WASHINGTON — House lawmakers are looking to dramatically increase the number of veterans who can seek medical care outside the Veterans Affairs system, but department officials want them to go even further.
They’re arguing in favor of an even more radical shift in traditional veterans’ medical care, opening community care options to nearly any veteran and allowing free walk-in care at local doctor’s offices for routine appointments.
“We don’t believe there should be strict mileage criteria or wait time criteria,” Secretary of Veterans Affairs David Shulkin told members of the House Veterans’ Affairs Committee on Tuesday. “These are going to be individual clinical decisions based on feasibility and access.”
Shulkin’s plan — the new Coordinated Access & Rewarding Experiences (CARE) Act — has already received criticism from federal unions for shifting too many department responsibilities and funds to private-sector practices. Last week, those critics labeled the plan a full “voucherizing” of veterans’ care.
Shulkin, himself a practicing physician along with his Cabinet role, has repeatedly insisted the sweeping overhaul does not amount to diminishing or privatizing VA health care but instead, simplifying and modernizing the overburdened system.
“Having a veteran drive 100 miles for a blood test or flu shot doesn’t make sense,” he said Tuesday. “We’re trying to model VA after how medicine is practiced across America today.”
It’s also in keeping with U.S. President Donald Trump’s repeated promises to free up veterans to see doctors in their neighborhoods instead of requiring them to get their free health care directly from VA clinics and hospitals.
The CARE plan and a similar slate of VA health care reforms unveiled by the committee on Tuesday would consolidate a host of community care initiatives into a single, more flexible program with a single funding source.
That has been a goal in recent years of both Republicans and Democrats, who say current systems are too complicated for patients, doctors and bill collectors. Veterans groups have endorsed the idea.
Both plans would also abandon the current eligibility rule allowing only veterans facing a 30-day wait or 40-mile distance to the nearest VA facility to access the Choice program, letting them seek private-sector care at government expense.
But the House plan, offered by committee Chairman Rep. Phil Roe, R-Tenn., would leave VA physicians with “the right of first refusal” of patients and allow them to seek outside care only if a primary care provider or specific medical services aren’t available within the VA system.
“It should go without saying that VA cannot be everywhere, providing everything to every veteran,” he said at the hearing. “Expecting VA to perform like that sets VA up to fail.”
“That is why my draft bill preserves VA’s role as the central coordinator of care for enrolled veteran patients,” he said. “But when VA can’t do that, my bill would ensure that veterans aren’t left out to dry.”
Shulkin said he supports much of the House plan but indicated it still may fall short of the goal of a meeting patients’ “clinical needs.” He pushed for even more flexible rules with a goal of having veterans work with their VA doctors to set up a care plan that may be almost entirely outside the current department network.
About one-third of VA medical appointments each year are conducted by physicians outside the department.
Veterans groups have expressed concerns about a massive expansion of that number, arguing it could undermine the integrity of the department and harm veterans’ health care by sending them to doctors unfamiliar with issues like post-traumatic stress disorder and traumatic brain injury.
Officials from Iraq and Afghanistan Veterans of America questioned whether VA medical records are modern enough to allow seamless sharing with private-sector offices.
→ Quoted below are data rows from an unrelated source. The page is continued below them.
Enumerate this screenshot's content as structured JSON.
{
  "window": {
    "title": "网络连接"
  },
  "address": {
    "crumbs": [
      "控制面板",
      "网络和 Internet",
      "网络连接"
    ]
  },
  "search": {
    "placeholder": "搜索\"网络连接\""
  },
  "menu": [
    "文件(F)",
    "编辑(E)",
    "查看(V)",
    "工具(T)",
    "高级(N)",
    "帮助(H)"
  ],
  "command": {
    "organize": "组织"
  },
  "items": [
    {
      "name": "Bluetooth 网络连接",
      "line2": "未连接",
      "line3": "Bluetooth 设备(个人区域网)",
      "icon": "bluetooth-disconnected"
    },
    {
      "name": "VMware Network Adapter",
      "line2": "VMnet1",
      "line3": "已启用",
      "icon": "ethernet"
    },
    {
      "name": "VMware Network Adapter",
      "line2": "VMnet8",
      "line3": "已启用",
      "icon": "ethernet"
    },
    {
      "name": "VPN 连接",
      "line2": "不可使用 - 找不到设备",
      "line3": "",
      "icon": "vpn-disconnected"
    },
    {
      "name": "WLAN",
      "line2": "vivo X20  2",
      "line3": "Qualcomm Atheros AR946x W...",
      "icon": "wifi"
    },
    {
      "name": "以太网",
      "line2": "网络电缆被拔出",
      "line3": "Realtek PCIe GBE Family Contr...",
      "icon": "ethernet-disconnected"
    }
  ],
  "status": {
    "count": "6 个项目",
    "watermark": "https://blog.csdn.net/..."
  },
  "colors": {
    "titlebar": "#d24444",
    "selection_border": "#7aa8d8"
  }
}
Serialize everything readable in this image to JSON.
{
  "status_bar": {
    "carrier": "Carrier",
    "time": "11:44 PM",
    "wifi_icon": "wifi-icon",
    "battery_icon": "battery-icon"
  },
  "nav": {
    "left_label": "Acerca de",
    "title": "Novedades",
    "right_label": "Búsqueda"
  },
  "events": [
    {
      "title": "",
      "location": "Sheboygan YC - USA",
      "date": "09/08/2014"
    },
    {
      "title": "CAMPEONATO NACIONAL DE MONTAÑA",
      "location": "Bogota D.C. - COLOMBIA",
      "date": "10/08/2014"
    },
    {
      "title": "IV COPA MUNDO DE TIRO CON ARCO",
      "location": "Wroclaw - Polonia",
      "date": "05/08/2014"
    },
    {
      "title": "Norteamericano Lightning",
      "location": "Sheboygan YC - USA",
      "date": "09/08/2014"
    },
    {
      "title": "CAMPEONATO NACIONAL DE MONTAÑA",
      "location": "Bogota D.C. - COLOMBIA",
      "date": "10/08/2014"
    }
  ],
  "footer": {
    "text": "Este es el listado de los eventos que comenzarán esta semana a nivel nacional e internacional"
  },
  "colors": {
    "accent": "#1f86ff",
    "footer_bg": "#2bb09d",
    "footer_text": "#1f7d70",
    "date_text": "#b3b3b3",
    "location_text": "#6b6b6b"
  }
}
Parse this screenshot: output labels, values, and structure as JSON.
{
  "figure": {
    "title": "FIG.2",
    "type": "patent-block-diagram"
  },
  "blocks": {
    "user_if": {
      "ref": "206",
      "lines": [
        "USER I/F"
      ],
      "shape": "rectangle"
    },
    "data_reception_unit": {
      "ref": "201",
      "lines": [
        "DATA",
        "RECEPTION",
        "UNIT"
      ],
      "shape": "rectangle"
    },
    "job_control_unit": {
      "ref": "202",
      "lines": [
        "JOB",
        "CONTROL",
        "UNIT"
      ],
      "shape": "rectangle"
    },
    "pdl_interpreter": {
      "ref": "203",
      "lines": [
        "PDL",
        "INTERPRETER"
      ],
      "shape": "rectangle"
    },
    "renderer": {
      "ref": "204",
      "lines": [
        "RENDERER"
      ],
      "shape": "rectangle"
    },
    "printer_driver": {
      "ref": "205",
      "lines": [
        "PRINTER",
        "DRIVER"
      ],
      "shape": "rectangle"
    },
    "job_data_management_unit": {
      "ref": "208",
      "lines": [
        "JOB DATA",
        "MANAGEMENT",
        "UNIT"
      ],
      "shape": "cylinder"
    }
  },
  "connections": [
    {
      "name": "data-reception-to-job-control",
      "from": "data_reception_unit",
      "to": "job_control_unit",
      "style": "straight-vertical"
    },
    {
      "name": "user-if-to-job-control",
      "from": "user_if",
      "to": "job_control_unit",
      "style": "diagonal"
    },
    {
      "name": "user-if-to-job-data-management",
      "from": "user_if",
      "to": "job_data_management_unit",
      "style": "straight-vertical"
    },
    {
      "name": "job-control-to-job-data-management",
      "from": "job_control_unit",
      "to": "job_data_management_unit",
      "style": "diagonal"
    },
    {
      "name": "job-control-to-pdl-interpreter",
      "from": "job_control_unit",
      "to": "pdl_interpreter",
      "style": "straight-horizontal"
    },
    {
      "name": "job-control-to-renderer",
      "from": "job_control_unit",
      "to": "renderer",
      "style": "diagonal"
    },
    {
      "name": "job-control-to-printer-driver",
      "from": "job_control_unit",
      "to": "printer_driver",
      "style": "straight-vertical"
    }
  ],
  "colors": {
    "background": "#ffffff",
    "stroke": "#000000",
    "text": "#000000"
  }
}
AMVETS officials said sending more veterans into the community to find medical appointments won’t solve VA’s own physician recruitment and retention problems.
Several groups also objected strongly to the potential cost. Earlier this year, a coalition of veterans groups forced lawmakers to add nearly $2 billion in funding to existing VA programs to offset a new $2.1 billion extension of the Choice program.
The CARE proposal includes a round-down of cost-of-living disability pay increases to help pay for the costs of the expanded program. Officials from the Veterans of Foreign Wars said they continue to “strongly oppose” that plan and a proposal to cap some education benefits to provide other savings.
Officials did not provide specifics on the costs of either the House or VA plans, saying the details are still being worked out. Shulkin said he suspects an overhaul of VA community care will save “billions” over the next decade, with thousands of employees potentially cut as the administrative burden of the programs are simplified.
Critics have called that unrealistic and said that promises of cheaper care from private-sector offices are misleading.
Committee ranking member Tim Walz, D-Minn., said those cost details will determine whether his caucus will be able to support the plan.
“While I am pleased at how close we are to settling on the policy underlying a Choice replacement program, I am concerned with how it will be funded,” he said. “I continue to believe that veterans do not benefit when we scrape the barrel for money by skimming from some veterans’ benefits or health care programs to pay for others.”
Shulkin has said that lawmakers need to make a decision on potential reforms before the end of the year, when money funding the current Choice program is scheduled to run out. Without a replacement plan, medical care for tens of thousands of veterans could be disrupted in the new year.